─── Data extracts

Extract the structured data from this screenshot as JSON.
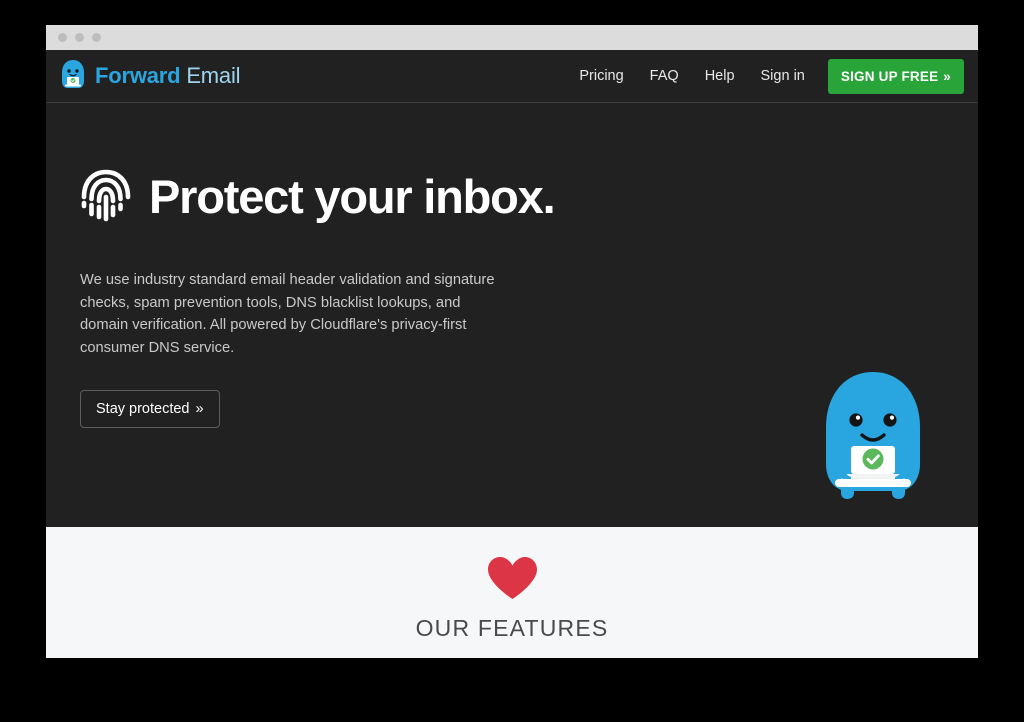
{
  "window": {
    "dots": [
      "close-dot",
      "minimize-dot",
      "maximize-dot"
    ]
  },
  "nav": {
    "brand": {
      "logo_icon": "forward-email-mascot-icon",
      "word_strong": "Forward",
      "word_light": "Email"
    },
    "links": [
      {
        "label": "Pricing",
        "name": "nav-link-pricing"
      },
      {
        "label": "FAQ",
        "name": "nav-link-faq"
      },
      {
        "label": "Help",
        "name": "nav-link-help"
      },
      {
        "label": "Sign in",
        "name": "nav-link-sign-in"
      }
    ],
    "signup": {
      "label": "SIGN UP FREE",
      "chevron": "»",
      "color": "#28a438"
    }
  },
  "hero": {
    "icon": "fingerprint-icon",
    "title": "Protect your inbox.",
    "paragraph": "We use industry standard email header validation and signature checks, spam prevention tools, DNS blacklist lookups, and domain verification. All powered by Cloudflare's privacy-first consumer DNS service.",
    "cta": {
      "label": "Stay protected",
      "chevron": "»"
    },
    "mascot_icon": "forward-email-mascot-illustration",
    "background_color": "#212121"
  },
  "features": {
    "icon": "heart-icon",
    "icon_color": "#dc3545",
    "title": "OUR FEATURES",
    "background_color": "#f5f7f9",
    "cards": [
      {
        "name": "feature-card-1"
      },
      {
        "name": "feature-card-2"
      }
    ]
  }
}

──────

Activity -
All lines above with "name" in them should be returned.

Result -
        "name": "nav-link-pricing"
        "name": "nav-link-faq"
        "name": "nav-link-help"
        "name": "nav-link-sign-in"
        "name": "feature-card-1"
        "name": "feature-card-2"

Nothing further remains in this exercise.